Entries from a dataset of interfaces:
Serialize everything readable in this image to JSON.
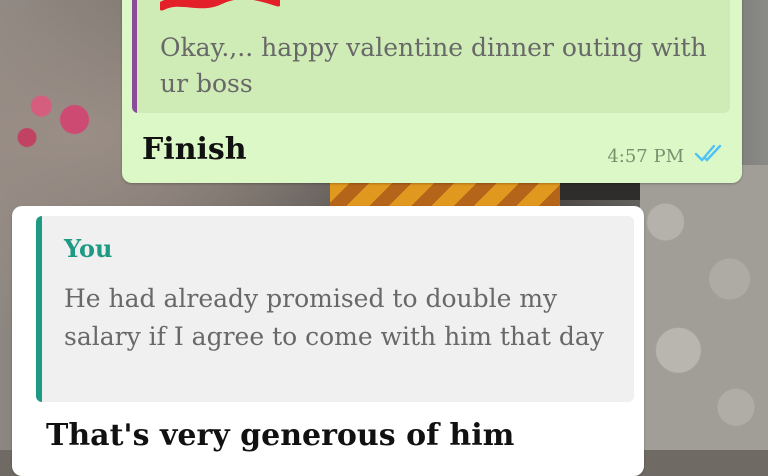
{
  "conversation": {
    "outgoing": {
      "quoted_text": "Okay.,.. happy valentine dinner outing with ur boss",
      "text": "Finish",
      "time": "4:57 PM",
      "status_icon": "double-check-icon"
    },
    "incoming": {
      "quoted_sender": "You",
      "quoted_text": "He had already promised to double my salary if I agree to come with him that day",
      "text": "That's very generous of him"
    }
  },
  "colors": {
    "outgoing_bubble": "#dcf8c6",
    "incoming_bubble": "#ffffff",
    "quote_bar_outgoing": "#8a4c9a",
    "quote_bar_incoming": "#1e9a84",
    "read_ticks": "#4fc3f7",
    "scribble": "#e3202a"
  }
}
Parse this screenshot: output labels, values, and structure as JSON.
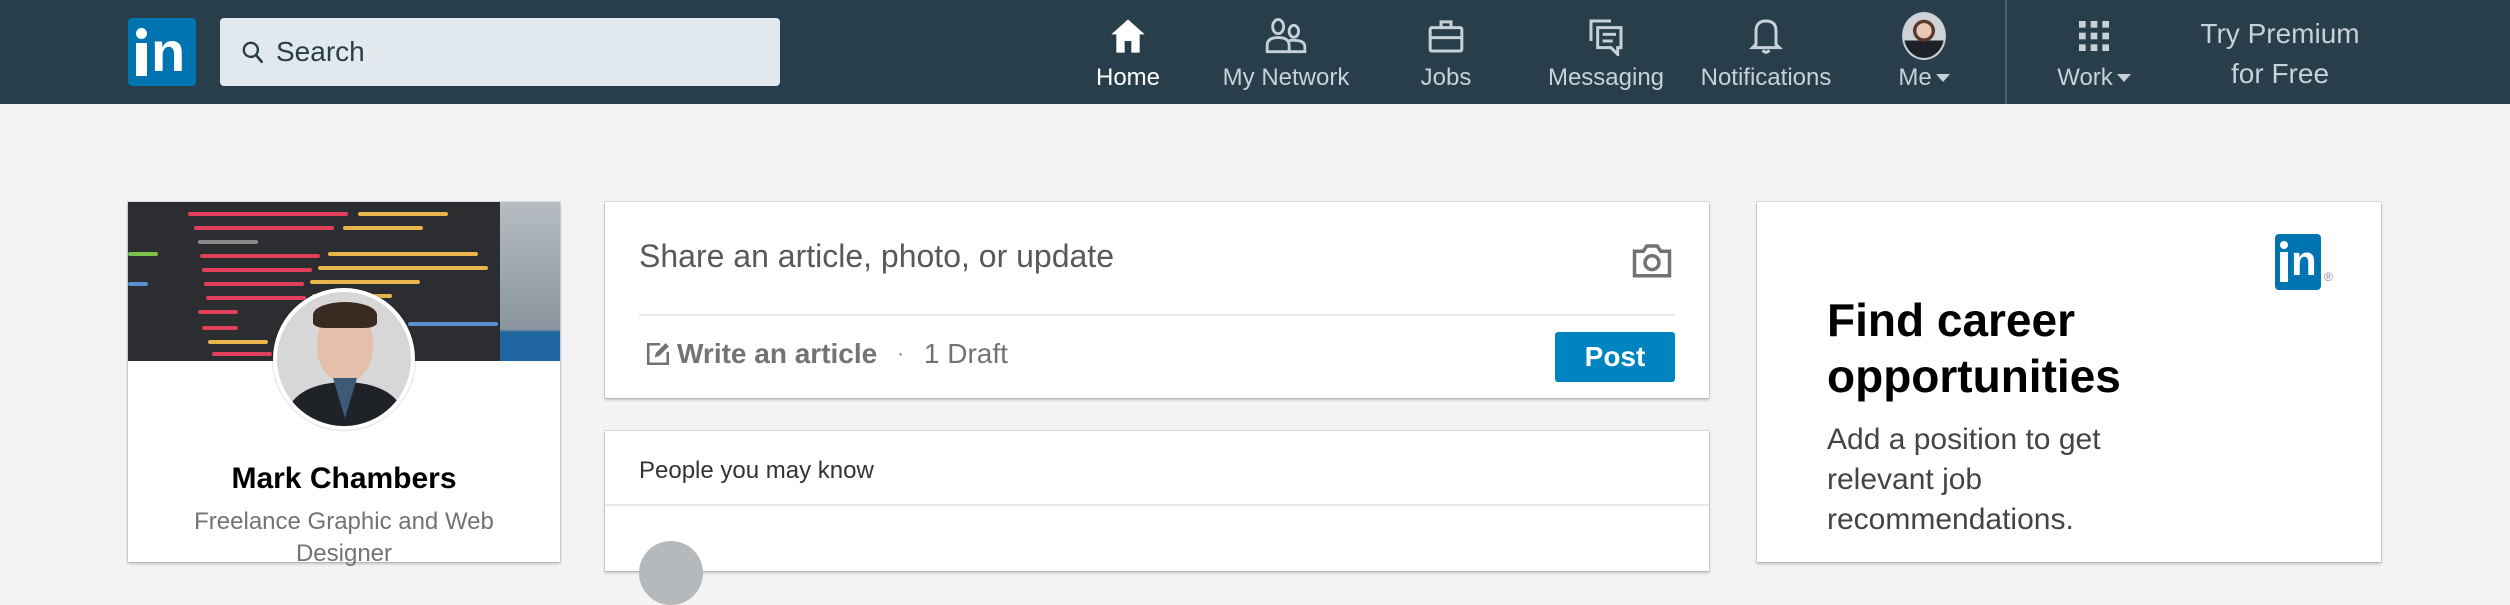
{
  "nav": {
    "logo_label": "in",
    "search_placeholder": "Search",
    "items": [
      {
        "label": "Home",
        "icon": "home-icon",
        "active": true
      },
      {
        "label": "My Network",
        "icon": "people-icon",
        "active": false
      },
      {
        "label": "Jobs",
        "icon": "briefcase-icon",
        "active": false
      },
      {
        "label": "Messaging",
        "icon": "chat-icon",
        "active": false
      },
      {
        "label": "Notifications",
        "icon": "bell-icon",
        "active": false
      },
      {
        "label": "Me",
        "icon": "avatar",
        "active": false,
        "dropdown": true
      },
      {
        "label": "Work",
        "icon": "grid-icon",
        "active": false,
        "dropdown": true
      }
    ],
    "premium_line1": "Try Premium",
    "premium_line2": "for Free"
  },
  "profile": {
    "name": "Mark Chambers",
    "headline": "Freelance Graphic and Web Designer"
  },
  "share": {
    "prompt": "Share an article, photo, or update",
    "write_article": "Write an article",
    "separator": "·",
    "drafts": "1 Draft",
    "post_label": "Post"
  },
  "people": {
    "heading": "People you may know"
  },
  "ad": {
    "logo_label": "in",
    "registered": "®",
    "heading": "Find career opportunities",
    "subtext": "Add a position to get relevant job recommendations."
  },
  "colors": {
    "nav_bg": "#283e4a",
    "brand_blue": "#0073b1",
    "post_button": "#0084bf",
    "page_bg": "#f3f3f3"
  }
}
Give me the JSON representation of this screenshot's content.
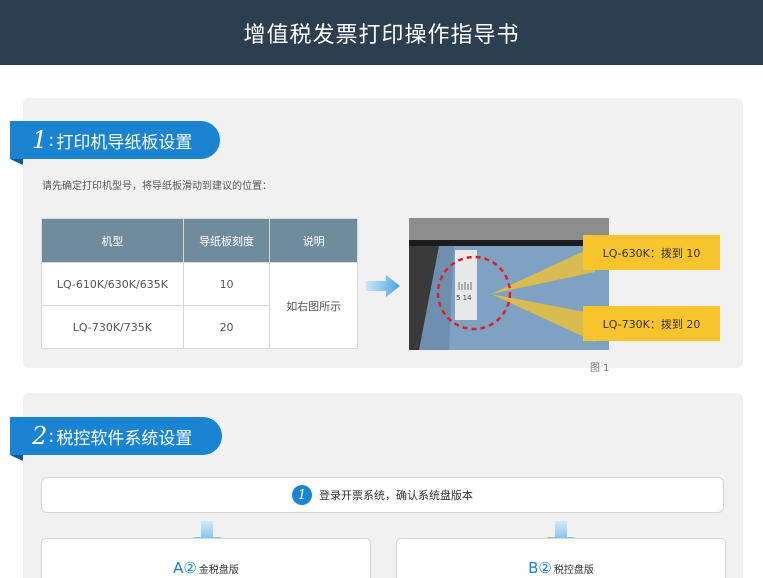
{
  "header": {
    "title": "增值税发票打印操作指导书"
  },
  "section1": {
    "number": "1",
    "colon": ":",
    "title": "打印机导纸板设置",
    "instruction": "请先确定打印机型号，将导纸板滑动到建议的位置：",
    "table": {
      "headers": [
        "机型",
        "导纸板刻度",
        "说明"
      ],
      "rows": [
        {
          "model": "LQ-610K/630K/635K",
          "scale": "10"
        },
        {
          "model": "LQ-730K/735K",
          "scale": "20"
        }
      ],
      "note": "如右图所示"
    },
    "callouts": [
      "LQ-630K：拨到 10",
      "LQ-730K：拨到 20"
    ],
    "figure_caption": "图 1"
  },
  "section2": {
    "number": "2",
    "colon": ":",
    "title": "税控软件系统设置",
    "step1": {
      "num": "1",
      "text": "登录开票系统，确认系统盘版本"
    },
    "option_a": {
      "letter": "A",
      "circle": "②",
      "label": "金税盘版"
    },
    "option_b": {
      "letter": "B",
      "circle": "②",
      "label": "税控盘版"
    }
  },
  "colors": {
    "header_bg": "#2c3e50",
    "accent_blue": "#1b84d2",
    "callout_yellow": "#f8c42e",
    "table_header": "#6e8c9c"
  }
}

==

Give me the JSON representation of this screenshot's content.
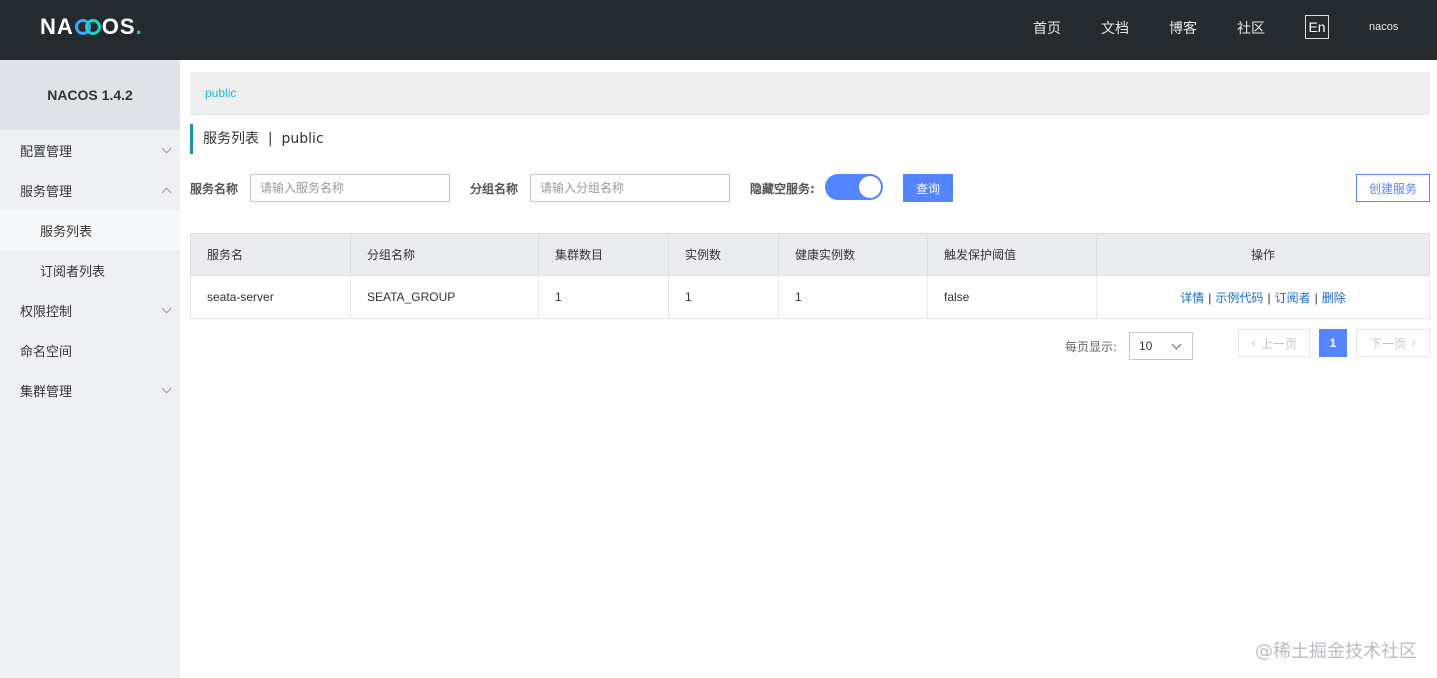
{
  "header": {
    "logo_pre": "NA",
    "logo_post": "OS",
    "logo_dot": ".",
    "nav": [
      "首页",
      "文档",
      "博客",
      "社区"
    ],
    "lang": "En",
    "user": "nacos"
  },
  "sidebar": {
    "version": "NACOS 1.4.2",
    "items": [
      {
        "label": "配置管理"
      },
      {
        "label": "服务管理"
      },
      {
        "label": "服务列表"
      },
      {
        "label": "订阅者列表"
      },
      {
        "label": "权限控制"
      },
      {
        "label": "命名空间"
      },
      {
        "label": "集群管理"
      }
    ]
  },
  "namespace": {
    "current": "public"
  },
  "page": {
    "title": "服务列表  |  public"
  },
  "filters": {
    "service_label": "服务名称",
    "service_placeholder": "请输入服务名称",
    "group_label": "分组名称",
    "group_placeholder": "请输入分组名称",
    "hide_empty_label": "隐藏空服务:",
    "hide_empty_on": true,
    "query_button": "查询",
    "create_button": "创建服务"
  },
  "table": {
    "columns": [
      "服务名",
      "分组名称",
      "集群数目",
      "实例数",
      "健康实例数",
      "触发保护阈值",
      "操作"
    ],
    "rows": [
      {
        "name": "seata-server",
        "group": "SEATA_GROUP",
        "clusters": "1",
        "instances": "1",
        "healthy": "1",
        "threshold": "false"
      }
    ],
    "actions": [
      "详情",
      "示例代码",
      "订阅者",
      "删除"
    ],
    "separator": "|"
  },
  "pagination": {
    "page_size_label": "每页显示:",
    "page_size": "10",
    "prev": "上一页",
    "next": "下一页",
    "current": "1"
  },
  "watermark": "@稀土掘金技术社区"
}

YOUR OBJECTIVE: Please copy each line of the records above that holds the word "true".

WRITTEN ANSWER:
        "active": true
        "dropdown": true
        "dropdown": true
    "hide_empty_on": true,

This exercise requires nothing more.